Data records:

★ ★ ★ ★ ★ ★ ★

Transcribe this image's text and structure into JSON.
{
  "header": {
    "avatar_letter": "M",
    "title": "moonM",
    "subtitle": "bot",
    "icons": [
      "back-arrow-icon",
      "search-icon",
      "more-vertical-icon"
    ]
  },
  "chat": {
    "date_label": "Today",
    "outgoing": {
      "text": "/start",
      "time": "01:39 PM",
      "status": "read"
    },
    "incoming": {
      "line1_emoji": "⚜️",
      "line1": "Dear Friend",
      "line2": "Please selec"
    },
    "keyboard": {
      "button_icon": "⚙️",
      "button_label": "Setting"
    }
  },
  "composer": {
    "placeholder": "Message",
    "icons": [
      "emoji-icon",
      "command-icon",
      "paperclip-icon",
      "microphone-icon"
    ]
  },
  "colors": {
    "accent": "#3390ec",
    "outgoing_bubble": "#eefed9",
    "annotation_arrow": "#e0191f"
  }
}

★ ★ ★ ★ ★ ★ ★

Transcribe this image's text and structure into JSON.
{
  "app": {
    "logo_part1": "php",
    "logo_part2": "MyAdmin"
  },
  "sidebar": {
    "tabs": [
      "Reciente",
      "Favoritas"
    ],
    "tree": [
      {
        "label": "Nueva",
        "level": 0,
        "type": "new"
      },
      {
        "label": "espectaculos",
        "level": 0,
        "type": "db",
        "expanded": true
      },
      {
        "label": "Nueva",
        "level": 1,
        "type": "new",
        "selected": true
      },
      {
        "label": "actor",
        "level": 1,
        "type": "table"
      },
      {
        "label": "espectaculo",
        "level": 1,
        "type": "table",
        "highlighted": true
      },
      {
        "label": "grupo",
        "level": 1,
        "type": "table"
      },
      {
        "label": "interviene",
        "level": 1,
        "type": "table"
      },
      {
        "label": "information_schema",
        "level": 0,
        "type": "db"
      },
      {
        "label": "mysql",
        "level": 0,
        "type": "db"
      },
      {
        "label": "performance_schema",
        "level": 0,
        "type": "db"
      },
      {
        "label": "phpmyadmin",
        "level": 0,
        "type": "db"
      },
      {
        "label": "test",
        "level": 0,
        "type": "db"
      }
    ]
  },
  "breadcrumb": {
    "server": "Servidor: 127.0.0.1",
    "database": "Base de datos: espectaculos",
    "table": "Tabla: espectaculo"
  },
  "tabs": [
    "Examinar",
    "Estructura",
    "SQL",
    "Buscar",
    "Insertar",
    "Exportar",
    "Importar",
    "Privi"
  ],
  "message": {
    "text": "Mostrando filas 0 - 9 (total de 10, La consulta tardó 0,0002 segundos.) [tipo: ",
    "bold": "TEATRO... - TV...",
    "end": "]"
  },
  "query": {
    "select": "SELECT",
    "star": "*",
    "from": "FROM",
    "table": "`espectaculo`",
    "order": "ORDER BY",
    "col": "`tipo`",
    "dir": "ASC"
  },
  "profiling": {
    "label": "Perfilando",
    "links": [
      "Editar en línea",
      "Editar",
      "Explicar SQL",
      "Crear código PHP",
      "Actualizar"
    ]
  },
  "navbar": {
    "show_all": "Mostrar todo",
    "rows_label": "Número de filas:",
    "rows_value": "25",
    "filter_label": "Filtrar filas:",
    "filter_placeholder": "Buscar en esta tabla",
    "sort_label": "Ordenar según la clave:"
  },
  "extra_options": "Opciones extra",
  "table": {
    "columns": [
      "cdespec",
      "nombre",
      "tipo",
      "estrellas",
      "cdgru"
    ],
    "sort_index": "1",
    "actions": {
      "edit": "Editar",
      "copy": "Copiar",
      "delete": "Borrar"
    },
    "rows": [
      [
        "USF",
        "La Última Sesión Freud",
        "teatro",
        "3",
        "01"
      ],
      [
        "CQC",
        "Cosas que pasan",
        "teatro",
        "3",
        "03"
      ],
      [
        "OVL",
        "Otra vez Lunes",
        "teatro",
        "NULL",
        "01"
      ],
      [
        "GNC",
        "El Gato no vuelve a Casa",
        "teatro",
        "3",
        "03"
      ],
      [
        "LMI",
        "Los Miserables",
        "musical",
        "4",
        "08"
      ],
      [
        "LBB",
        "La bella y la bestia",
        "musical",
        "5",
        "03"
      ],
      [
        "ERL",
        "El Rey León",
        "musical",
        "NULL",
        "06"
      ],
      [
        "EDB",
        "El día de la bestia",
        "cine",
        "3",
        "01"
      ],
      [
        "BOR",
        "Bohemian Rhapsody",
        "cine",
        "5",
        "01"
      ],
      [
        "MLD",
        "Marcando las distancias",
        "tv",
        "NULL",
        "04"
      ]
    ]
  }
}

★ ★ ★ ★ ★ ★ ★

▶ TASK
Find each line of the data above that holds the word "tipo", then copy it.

▶ SOLUTION FOR THIS PROBLEM
    "text": "Mostrando filas 0 - 9 (total de 10, La consulta tardó 0,0002 segundos.) [tipo: ",
    "col": "`tipo`",
      "tipo",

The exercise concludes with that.